Bartimaeus cast off his hindering cloak to run to Jesus. Many hear the call of Jesus and want to think twice or postpone. Not Bartimaeus. Seize your moment of grace and contact Jesus.

3). Bartimaeus knew what he wanted.

When God appeared to Solomon he wanted wisdom; the woman with the issue of blood wanted her pain to stop; Jairus wanted his daughter to be well. What do you really want from Jesus. Bartimaeus wanted to see. Too often, our admiration for Jesus is a vague attraction. If we are desperately definite, we get a miracle.

4) the demand of faith: although Bartimaeus addresses Jesus as “Son of David” a Messianic title that he knows not the meaning but he knows and believes that this Son of David, Jesus, can meet his need. Faith is to a Christian what oxygen is to a human being. Christians walk by faith not by sight (2Cor5:7). It is impossible as a Christian to please God without faith (Heb 11:6); you can’t afford to be a faithless Christian. This was the greatest attitude of Bartimaeus. Jesus had faith in him and called him. Faith begets faith. Christianity is a faith walk: salvation is by faith (Eph 2:3); Healing is by faith, as with the woman with the issue if blood in Mathew 9:20-22; victory in life is by faith (1Jn 5:4); life is a gift of faith, for the just shall live by faith (Rom 1;17). Do you have faith? Is my faith violent enough to bring about a storming miracle?

5). Gratitude./Thanksgiving: Bartimaeus may have been a beggar by the roadside but he knew gratitude. Having received his sight, he followed Jesus and did not selfishly go his way.
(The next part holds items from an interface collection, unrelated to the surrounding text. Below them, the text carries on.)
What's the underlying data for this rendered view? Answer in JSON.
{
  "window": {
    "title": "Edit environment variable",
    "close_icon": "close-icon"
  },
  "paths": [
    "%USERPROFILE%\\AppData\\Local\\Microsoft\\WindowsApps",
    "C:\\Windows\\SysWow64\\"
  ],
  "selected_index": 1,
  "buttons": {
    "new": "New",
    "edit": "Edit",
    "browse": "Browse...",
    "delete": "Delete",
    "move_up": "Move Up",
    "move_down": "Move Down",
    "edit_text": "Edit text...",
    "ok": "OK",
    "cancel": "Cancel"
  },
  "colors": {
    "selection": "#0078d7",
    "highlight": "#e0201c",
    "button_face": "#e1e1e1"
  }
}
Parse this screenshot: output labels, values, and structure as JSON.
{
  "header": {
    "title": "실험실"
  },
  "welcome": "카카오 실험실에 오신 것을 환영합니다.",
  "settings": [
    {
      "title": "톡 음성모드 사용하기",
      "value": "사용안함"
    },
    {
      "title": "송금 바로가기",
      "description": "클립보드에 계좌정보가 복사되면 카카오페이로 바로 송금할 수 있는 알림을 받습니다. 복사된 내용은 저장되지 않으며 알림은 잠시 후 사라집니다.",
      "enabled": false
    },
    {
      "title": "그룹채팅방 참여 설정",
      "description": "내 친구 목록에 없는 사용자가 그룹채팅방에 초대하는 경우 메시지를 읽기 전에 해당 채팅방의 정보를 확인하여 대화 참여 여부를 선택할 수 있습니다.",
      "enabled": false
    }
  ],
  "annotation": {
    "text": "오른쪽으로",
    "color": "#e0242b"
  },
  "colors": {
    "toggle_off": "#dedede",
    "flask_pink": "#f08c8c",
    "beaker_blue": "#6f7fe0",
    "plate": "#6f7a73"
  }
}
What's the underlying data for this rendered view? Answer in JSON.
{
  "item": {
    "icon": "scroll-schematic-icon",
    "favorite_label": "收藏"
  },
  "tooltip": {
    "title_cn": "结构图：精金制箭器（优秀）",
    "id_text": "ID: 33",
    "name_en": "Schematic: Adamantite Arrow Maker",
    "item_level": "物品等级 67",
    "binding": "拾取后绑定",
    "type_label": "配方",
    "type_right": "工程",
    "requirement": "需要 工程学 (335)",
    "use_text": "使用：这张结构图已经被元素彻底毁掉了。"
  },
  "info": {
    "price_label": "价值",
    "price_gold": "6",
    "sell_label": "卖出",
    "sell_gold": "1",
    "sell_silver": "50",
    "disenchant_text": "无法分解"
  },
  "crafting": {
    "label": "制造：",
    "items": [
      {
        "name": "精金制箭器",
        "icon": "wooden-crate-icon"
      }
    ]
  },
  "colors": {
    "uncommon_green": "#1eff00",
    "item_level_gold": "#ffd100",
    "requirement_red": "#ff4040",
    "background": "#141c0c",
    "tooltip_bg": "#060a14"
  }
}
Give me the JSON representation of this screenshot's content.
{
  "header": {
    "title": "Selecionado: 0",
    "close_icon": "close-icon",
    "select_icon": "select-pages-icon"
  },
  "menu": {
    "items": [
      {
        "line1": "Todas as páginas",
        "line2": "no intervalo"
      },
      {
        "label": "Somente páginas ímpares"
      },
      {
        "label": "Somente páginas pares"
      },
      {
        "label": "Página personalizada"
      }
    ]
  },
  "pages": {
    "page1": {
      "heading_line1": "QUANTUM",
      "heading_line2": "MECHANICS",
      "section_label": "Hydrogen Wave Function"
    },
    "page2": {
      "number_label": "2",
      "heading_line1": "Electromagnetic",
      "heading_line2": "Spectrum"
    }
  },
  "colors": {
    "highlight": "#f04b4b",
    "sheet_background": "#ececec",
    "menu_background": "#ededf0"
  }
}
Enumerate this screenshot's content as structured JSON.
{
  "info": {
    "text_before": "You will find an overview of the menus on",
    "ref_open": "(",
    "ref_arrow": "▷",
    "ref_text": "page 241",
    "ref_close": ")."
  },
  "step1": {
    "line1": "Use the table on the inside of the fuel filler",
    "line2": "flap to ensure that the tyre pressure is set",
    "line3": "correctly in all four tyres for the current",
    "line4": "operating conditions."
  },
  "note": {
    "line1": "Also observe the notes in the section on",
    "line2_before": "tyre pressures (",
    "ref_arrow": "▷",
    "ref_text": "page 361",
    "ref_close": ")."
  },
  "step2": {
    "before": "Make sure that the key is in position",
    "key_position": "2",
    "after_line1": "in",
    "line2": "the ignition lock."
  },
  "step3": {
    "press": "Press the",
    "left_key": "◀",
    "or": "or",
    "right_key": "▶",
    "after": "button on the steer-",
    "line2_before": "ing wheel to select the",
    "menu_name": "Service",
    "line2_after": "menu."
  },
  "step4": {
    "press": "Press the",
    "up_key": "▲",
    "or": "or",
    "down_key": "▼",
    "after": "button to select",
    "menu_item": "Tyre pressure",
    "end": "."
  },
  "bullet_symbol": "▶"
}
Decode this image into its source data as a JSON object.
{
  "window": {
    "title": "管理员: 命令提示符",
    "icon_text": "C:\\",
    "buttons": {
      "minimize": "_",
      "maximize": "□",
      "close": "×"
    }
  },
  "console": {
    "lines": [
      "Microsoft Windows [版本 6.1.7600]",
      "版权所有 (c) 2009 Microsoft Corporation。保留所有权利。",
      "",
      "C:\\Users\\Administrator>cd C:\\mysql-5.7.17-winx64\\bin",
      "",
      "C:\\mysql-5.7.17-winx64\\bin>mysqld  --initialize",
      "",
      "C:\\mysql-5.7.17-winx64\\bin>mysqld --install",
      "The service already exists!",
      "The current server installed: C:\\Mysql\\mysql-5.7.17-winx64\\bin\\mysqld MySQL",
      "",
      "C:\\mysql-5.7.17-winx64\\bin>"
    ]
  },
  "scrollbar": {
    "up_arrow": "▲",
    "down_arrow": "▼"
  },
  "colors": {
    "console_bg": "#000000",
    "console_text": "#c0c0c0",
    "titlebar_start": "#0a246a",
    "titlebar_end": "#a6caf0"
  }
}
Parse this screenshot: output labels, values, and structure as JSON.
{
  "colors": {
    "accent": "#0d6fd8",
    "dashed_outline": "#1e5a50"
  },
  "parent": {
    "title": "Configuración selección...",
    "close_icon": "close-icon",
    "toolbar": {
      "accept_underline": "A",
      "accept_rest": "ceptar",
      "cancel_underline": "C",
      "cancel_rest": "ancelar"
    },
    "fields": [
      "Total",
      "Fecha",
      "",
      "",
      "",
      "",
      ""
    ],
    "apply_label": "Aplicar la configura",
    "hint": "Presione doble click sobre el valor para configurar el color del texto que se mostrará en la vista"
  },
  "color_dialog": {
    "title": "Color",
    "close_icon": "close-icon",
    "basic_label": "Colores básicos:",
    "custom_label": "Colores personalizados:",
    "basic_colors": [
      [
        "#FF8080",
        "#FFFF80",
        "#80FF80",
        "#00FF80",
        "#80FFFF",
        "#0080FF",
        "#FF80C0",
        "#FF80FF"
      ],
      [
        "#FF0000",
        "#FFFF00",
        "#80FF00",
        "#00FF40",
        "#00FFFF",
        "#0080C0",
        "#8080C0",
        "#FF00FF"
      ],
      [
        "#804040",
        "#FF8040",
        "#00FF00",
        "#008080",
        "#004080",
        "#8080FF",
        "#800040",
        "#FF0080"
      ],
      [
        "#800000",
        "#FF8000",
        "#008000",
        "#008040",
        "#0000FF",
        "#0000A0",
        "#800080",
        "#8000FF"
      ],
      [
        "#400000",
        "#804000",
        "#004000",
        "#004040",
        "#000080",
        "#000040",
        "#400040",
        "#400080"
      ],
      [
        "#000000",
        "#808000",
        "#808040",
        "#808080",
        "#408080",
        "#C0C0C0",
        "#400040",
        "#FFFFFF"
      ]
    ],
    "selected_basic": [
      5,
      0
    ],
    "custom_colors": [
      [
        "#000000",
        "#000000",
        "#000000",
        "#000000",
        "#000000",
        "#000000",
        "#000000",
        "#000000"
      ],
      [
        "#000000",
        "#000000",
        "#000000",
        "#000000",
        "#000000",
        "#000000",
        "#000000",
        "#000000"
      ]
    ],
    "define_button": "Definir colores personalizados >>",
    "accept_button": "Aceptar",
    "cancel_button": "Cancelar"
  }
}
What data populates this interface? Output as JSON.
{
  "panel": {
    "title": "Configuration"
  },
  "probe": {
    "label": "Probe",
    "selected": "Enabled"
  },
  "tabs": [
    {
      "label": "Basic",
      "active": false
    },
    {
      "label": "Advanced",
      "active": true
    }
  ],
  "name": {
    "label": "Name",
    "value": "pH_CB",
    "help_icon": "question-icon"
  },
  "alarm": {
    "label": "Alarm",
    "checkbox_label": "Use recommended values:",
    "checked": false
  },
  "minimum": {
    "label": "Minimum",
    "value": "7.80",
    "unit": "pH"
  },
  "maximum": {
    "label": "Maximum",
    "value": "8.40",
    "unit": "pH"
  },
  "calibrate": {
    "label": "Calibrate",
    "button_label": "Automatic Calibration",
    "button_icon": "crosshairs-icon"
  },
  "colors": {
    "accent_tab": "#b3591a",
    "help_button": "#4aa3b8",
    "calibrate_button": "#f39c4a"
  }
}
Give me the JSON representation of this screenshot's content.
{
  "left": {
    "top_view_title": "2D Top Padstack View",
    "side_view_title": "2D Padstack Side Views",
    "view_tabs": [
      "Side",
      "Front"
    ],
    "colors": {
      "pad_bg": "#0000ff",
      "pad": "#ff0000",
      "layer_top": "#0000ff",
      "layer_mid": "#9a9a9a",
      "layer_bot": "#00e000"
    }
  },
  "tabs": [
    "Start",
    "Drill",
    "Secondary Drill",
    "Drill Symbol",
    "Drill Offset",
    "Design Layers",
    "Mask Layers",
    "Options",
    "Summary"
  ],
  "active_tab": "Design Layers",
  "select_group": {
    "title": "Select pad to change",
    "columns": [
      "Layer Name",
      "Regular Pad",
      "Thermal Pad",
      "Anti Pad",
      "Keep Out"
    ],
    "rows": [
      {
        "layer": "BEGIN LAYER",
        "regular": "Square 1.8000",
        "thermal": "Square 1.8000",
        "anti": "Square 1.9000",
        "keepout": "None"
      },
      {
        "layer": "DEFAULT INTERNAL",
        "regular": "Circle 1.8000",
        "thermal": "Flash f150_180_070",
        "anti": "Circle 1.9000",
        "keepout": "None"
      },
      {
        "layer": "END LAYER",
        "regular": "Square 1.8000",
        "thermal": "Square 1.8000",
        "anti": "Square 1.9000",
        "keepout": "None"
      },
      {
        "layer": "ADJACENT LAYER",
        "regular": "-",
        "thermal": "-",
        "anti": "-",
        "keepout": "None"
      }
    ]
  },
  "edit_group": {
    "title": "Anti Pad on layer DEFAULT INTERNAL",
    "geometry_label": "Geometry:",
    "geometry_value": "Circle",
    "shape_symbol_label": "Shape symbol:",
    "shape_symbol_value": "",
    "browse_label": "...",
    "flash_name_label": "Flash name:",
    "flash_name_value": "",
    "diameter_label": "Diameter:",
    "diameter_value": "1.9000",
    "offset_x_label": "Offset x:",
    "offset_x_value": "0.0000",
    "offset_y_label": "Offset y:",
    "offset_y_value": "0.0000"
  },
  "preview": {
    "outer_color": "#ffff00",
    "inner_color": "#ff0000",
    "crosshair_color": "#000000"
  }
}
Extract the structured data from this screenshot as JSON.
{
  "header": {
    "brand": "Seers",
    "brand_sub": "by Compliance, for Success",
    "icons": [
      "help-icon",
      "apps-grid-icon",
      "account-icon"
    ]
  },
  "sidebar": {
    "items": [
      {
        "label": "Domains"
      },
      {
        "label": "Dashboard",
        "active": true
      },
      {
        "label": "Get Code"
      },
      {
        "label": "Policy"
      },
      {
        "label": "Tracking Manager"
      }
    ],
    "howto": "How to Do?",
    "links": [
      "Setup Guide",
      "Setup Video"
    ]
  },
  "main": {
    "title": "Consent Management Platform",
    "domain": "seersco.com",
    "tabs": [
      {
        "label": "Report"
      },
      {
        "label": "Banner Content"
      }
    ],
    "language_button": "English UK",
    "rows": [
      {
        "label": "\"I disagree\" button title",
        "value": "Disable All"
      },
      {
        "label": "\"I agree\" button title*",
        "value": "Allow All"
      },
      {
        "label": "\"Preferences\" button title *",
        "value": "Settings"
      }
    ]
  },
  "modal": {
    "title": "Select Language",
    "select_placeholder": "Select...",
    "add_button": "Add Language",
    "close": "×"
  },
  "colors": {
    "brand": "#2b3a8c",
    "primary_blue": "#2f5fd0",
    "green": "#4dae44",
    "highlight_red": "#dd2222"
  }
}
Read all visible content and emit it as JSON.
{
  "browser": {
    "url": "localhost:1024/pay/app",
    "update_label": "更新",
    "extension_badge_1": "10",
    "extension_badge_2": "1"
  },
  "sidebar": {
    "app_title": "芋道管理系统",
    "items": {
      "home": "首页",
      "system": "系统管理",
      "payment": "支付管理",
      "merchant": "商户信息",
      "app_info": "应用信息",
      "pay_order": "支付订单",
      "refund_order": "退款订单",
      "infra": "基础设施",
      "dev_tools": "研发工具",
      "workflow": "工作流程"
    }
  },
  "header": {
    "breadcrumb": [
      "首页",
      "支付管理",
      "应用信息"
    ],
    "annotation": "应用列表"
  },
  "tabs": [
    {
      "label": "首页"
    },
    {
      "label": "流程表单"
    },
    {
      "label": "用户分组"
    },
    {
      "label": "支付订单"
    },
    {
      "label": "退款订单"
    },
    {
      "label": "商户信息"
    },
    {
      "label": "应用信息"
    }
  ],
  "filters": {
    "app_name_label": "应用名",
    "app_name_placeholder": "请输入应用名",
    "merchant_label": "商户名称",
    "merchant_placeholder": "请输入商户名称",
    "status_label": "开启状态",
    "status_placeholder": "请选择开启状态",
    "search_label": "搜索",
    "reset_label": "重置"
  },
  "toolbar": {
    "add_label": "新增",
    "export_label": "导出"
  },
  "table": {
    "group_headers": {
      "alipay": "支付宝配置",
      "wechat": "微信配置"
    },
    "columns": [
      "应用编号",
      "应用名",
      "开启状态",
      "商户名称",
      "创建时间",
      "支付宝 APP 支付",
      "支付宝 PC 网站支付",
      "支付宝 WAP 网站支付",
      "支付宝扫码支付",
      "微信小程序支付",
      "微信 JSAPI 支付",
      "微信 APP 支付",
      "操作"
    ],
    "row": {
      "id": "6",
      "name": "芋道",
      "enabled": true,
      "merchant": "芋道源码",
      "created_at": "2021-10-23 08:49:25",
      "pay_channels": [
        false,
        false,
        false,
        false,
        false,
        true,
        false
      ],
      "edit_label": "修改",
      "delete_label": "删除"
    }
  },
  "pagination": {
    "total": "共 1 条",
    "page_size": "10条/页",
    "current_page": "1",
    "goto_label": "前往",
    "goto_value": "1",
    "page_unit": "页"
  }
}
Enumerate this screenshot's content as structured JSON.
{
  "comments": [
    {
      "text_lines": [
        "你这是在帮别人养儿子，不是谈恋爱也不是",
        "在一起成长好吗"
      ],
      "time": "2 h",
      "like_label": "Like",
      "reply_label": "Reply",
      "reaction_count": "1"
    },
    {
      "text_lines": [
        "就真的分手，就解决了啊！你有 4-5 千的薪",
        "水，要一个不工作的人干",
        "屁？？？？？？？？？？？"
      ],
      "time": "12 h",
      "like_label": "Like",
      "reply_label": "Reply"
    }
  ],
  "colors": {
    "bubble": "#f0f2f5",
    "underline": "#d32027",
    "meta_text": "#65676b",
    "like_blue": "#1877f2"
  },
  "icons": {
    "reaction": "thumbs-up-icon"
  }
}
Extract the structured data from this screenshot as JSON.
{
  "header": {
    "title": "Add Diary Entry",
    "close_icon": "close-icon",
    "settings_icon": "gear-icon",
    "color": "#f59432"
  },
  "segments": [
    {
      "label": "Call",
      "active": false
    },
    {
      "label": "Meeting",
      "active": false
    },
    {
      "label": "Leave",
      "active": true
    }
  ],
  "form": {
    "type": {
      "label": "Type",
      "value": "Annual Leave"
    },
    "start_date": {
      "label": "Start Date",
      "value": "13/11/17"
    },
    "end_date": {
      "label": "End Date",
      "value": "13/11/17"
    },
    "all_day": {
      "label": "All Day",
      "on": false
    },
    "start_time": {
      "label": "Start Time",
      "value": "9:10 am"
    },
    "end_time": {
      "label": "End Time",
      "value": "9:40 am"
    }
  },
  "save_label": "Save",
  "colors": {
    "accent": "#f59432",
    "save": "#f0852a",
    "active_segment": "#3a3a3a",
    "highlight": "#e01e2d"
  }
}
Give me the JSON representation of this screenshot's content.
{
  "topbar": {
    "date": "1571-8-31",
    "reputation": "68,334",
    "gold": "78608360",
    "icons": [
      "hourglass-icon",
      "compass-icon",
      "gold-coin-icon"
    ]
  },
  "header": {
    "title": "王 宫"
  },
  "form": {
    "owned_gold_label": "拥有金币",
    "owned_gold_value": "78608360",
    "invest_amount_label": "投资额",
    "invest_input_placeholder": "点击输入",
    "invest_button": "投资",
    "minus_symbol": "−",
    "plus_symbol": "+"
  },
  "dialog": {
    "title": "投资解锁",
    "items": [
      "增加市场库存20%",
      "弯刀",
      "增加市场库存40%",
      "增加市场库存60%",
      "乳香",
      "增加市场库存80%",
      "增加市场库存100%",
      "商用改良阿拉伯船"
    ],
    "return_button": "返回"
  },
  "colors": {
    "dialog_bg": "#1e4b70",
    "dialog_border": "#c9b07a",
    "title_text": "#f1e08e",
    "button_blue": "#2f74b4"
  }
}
He began with need, went on to gratitude and finished with loyalty-and that is the perfect summary of the stages of discipleship.

And you think your case is so special that this Special Jesus shall fail you, shall not stop to look at you, shall not answer you. Tell that problem, you have overcome with Jesus. Tell that sickness, you already won. Say to that mountain, you have come to late, declare it boldly: by faith I am born of God. He says it is finished. Is it intellectual, financial, academic, spiritual, emotional, is it same family block? Your story is re-written by faith in Jesus, whose power working in you can do infinitely more than we can ask or hope for, can grant you all your heart’s desire through Jesus Christ our Lord. Believe it. Never give up in looking up. Refuse to be discouraged for Jesus is calling for you.

May the Lord Jesus grant your petitions as we pray to him today, Amen.

Fr. Zifac Leonard
Kumbo Diocese